### The problem
Repeat each line of the listing exactly as written.

(Beginning of Stored data)

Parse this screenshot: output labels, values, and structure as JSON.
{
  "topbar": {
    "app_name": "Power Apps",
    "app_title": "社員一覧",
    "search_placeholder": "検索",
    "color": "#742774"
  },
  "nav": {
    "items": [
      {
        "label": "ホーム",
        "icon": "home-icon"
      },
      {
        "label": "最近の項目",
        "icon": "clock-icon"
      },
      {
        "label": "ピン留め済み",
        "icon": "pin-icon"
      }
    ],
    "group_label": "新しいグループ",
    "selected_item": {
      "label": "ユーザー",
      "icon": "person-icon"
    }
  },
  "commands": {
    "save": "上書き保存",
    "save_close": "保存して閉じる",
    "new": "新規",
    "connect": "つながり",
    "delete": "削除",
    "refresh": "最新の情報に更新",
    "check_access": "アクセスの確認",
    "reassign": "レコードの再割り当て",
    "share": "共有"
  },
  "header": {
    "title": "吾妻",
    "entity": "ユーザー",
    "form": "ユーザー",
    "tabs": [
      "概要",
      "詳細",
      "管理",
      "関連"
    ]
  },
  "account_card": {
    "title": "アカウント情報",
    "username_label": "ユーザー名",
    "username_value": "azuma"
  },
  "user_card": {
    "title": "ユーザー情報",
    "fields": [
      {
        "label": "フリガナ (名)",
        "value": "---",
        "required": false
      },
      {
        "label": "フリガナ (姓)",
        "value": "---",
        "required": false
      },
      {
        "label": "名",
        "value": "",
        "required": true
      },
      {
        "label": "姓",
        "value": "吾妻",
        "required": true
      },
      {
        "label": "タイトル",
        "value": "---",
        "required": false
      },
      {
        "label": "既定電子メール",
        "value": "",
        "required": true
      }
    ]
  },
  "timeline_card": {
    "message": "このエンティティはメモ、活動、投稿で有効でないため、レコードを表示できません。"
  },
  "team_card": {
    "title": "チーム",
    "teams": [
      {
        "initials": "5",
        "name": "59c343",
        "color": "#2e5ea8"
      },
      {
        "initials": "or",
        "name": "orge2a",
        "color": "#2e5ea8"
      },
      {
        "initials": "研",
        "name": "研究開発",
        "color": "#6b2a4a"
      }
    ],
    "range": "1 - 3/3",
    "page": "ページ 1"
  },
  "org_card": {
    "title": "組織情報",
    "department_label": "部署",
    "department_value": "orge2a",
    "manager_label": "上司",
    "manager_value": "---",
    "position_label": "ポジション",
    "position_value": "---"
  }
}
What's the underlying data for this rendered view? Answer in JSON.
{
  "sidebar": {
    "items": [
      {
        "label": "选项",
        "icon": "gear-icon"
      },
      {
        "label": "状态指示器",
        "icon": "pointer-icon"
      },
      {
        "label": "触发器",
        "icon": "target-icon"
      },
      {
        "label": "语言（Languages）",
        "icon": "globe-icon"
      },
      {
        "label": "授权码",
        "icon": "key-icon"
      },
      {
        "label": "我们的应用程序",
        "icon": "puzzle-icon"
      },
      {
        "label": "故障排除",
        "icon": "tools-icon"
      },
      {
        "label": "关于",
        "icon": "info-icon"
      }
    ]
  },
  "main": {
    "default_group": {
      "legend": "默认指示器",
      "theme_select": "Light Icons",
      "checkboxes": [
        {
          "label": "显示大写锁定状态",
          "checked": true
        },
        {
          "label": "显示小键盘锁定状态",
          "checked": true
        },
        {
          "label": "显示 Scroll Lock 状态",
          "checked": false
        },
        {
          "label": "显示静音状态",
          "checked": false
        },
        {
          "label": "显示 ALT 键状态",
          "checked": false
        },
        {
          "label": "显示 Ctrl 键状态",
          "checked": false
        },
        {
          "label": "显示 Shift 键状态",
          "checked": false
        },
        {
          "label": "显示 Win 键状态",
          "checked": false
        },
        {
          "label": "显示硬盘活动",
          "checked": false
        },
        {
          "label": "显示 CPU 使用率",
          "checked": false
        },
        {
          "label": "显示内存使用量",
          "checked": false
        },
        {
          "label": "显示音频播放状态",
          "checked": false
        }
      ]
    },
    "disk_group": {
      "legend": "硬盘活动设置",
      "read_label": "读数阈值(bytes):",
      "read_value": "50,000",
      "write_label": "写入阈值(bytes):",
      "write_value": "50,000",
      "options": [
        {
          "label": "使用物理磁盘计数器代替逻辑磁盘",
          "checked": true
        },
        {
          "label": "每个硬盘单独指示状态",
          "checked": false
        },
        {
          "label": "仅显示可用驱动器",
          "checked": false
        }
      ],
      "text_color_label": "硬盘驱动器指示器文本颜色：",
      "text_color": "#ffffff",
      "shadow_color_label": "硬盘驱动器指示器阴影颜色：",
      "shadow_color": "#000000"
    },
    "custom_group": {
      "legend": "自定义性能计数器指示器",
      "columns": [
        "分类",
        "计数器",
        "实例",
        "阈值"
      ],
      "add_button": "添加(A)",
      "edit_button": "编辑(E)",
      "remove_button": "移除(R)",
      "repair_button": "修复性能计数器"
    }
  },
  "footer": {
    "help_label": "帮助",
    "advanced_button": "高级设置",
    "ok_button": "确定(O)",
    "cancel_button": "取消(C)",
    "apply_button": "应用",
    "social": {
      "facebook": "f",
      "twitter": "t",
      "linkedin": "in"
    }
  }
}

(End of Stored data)

### Exercise answer
Parse this screenshot: output labels, values, and structure as JSON.
{
  "topbar": {
    "app_name": "Power Apps",
    "app_title": "社員一覧",
    "search_placeholder": "検索",
    "color": "#742774"
  },
  "nav": {
    "items": [
      {
        "label": "ホーム",
        "icon": "home-icon"
      },
      {
        "label": "最近の項目",
        "icon": "clock-icon"
      },
      {
        "label": "ピン留め済み",
        "icon": "pin-icon"
      }
    ],
    "group_label": "新しいグループ",
    "selected_item": {
      "label": "ユーザー",
      "icon": "person-icon"
    }
  },
  "commands": {
    "save": "上書き保存",
    "save_close": "保存して閉じる",
    "new": "新規",
    "connect": "つながり",
    "delete": "削除",
    "refresh": "最新の情報に更新",
    "check_access": "アクセスの確認",
    "reassign": "レコードの再割り当て",
    "share": "共有"
  },
  "header": {
    "title": "吾妻",
    "entity": "ユーザー",
    "form": "ユーザー",
    "tabs": [
      "概要",
      "詳細",
      "管理",
      "関連"
    ]
  },
  "account_card": {
    "title": "アカウント情報",
    "username_label": "ユーザー名",
    "username_value": "azuma"
  },
  "user_card": {
    "title": "ユーザー情報",
    "fields": [
      {
        "label": "フリガナ (名)",
        "value": "---",
        "required": false
      },
      {
        "label": "フリガナ (姓)",
        "value": "---",
        "required": false
      },
      {
        "label": "名",
        "value": "",
        "required": true
      },
      {
        "label": "姓",
        "value": "吾妻",
        "required": true
      },
      {
        "label": "タイトル",
        "value": "---",
        "required": false
      },
      {
        "label": "既定電子メール",
        "value": "",
        "required": true
      }
    ]
  },
  "timeline_card": {
    "message": "このエンティティはメモ、活動、投稿で有効でないため、レコードを表示できません。"
  },
  "team_card": {
    "title": "チーム",
    "teams": [
      {
        "initials": "5",
        "name": "59c343",
        "color": "#2e5ea8"
      },
      {
        "initials": "or",
        "name": "orge2a",
        "color": "#2e5ea8"
      },
      {
        "initials": "研",
        "name": "研究開発",
        "color": "#6b2a4a"
      }
    ],
    "range": "1 - 3/3",
    "page": "ページ 1"
  },
  "org_card": {
    "title": "組織情報",
    "department_label": "部署",
    "department_value": "orge2a",
    "manager_label": "上司",
    "manager_value": "---",
    "position_label": "ポジション",
    "position_value": "---"
  }
}
What's the underlying data for this rendered view? Answer in JSON.
{
  "sidebar": {
    "items": [
      {
        "label": "选项",
        "icon": "gear-icon"
      },
      {
        "label": "状态指示器",
        "icon": "pointer-icon"
      },
      {
        "label": "触发器",
        "icon": "target-icon"
      },
      {
        "label": "语言（Languages）",
        "icon": "globe-icon"
      },
      {
        "label": "授权码",
        "icon": "key-icon"
      },
      {
        "label": "我们的应用程序",
        "icon": "puzzle-icon"
      },
      {
        "label": "故障排除",
        "icon": "tools-icon"
      },
      {
        "label": "关于",
        "icon": "info-icon"
      }
    ]
  },
  "main": {
    "default_group": {
      "legend": "默认指示器",
      "theme_select": "Light Icons",
      "checkboxes": [
        {
          "label": "显示大写锁定状态",
          "checked": true
        },
        {
          "label": "显示小键盘锁定状态",
          "checked": true
        },
        {
          "label": "显示 Scroll Lock 状态",
          "checked": false
        },
        {
          "label": "显示静音状态",
          "checked": false
        },
        {
          "label": "显示 ALT 键状态",
          "checked": false
        },
        {
          "label": "显示 Ctrl 键状态",
          "checked": false
        },
        {
          "label": "显示 Shift 键状态",
          "checked": false
        },
        {
          "label": "显示 Win 键状态",
          "checked": false
        },
        {
          "label": "显示硬盘活动",
          "checked": false
        },
        {
          "label": "显示 CPU 使用率",
          "checked": false
        },
        {
          "label": "显示内存使用量",
          "checked": false
        },
        {
          "label": "显示音频播放状态",
          "checked": false
        }
      ]
    },
    "disk_group": {
      "legend": "硬盘活动设置",
      "read_label": "读数阈值(bytes):",
      "read_value": "50,000",
      "write_label": "写入阈值(bytes):",
      "write_value": "50,000",
      "options": [
        {
          "label": "使用物理磁盘计数器代替逻辑磁盘",
          "checked": true
        },
        {
          "label": "每个硬盘单独指示状态",
          "checked": false
        },
        {
          "label": "仅显示可用驱动器",
          "checked": false
        }
      ],
      "text_color_label": "硬盘驱动器指示器文本颜色：",
      "text_color": "#ffffff",
      "shadow_color_label": "硬盘驱动器指示器阴影颜色：",
      "shadow_color": "#000000"
    },
    "custom_group": {
      "legend": "自定义性能计数器指示器",
      "columns": [
        "分类",
        "计数器",
        "实例",
        "阈值"
      ],
      "add_button": "添加(A)",
      "edit_button": "编辑(E)",
      "remove_button": "移除(R)",
      "repair_button": "修复性能计数器"
    }
  },
  "footer": {
    "help_label": "帮助",
    "advanced_button": "高级设置",
    "ok_button": "确定(O)",
    "cancel_button": "取消(C)",
    "apply_button": "应用",
    "social": {
      "facebook": "f",
      "twitter": "t",
      "linkedin": "in"
    }
  }
}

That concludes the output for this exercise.